Aditya: So Ivo and all of this builds up to sort of a demo day where you pitch to an investment committee. And, you know, most of the teams that got selected had been formed for 8 to 10 weeks. You know, they had a good amount of time to experiment and talk to users and build their MVPs. But Ivo's team was one of the youngest teams to get funded.
Aditya: I think, they just formed like five minutes before the demo day or something like that.
Ivo: Pretty much.
Ivo: Pretty much, pretty much. Yeah.
Aditya: Always, always found that to be pretty amazing. So Ivo, we were talking about
Ivo: It is a great story.
Aditya: It is a great story and it's not a story, I mean, it's the truth. So, you know.
Ivo: It's the truth.
Aditya: It's the truth.
Ivo: Maybe not the five minutes. It was six minutes, but hey, I appreciate it.
Aditya: You can take a little bit of a poetic liberty with that. Right?
Ivo: Exactly. Exactly.
Aditya: So on the subject of ups and downs, what's the strangest or weirdest customer feedback or customer complaint
Aditya: that you've received and how did you use it to drive growth? If you've ever had a case like that.
Ivo: Yeah, I think we had, we at one time we had a customer and we were talking with them for quite a while. And then kind of out of the blue they told us, yeah, like, we shouldn't do this. Because if we become more efficient we actually earn less money. So it's in our interest that we are less efficient because we charge our customers per hour.
Ivo: And if we save hours, we actually earn less. It's like, okay. That's interesting. So yeah, since then we also ask about the charging model. You know, how do our customers charge their customers? What are their incentives? And then we actually get back to the thing we discussed at the beginning of our chat is yeah, do the prep work before.
Ivo: Because we also had a customer, we had another customer where we worked with for a year. Then the roles changed, so our contact person changed because one left
Ivo: and he of course started looking at the business case again, at the collaboration
Ivo: and then he said like, hey, but we currently do not pay our supplier for this particular service
Ivo: so if we actually use your service, our ROI would always be negative.

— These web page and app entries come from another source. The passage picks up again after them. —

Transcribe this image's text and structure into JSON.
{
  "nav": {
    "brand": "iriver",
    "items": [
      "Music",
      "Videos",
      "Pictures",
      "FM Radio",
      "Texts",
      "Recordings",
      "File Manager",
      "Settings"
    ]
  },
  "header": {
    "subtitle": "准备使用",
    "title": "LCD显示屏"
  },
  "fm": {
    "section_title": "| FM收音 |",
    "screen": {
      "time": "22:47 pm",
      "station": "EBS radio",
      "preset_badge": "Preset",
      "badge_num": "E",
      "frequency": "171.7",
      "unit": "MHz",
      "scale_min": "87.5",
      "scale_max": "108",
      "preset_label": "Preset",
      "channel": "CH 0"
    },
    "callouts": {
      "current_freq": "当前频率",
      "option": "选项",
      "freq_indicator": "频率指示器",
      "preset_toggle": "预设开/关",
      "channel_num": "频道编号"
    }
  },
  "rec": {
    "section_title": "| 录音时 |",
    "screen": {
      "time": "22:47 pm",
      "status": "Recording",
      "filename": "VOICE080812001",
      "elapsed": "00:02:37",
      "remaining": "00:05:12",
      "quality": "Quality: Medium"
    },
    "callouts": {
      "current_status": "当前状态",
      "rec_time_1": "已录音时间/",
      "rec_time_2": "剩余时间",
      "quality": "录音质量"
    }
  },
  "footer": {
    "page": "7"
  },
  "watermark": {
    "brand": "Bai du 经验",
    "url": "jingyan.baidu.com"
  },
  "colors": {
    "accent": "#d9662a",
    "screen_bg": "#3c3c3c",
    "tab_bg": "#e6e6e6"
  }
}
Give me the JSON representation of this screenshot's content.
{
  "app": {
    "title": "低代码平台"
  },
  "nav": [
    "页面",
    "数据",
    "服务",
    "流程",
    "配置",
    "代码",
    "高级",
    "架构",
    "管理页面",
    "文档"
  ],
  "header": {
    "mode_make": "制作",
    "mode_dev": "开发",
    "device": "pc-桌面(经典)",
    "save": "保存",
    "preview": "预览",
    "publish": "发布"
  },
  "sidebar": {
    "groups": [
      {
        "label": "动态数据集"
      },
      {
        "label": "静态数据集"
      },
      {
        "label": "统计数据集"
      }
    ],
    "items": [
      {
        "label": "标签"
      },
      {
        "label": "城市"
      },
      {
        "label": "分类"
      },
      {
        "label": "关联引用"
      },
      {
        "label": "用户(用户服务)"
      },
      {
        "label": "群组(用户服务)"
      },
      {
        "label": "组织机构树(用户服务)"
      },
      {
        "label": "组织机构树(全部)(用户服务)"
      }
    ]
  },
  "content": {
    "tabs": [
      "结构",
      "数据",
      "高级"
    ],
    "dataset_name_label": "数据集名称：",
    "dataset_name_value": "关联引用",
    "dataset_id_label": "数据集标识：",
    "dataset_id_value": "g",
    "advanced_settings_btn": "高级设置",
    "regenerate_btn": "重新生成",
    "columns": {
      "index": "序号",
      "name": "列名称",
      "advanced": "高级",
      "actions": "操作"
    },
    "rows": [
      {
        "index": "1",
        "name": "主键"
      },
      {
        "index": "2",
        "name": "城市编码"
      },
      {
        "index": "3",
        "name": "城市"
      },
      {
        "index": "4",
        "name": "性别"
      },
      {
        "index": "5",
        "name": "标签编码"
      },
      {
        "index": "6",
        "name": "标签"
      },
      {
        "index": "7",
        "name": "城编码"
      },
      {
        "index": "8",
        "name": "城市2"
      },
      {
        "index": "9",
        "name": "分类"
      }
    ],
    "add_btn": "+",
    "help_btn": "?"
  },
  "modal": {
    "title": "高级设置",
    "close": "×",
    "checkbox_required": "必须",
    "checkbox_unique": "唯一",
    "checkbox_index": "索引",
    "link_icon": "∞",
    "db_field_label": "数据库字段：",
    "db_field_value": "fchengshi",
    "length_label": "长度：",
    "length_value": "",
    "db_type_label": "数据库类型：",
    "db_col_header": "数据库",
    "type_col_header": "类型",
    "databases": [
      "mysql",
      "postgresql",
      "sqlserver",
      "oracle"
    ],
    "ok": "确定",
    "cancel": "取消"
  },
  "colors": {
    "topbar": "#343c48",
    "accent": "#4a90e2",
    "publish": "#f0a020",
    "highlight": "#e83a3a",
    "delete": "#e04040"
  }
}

Ivo: So, you know, like it's a similar one. It's again about the charging model which wasn't clear to us, which unfortunately wasn't communicated, but we also didn't ask. Yeah. So that, that definitely is a, is a big one for us. Yeah. Really get the incentives straight.
Aditya: Got it. I mean, talk about, you know, having perverse incentives set up during customer discovery.
Aditya: So thanks a lot for your time Ivo I think this was pretty much everything we wanted to cover. For any of our listeners who may be in the warehousing space, you should definitely hit up Ivo and check out Powerhouse.AI
Aditya: provided that you wanna increase efficiency and decrease the time you're spending.
Ivo: Yeah, that's an important prerequisite.
Aditya: it is an important prerequisite as we've discovered in these 20 or so minutes. Alright Ivo best of luck and thank you.
Ivo: Thanks. Really enjoyed the chat, Adi. Cheers.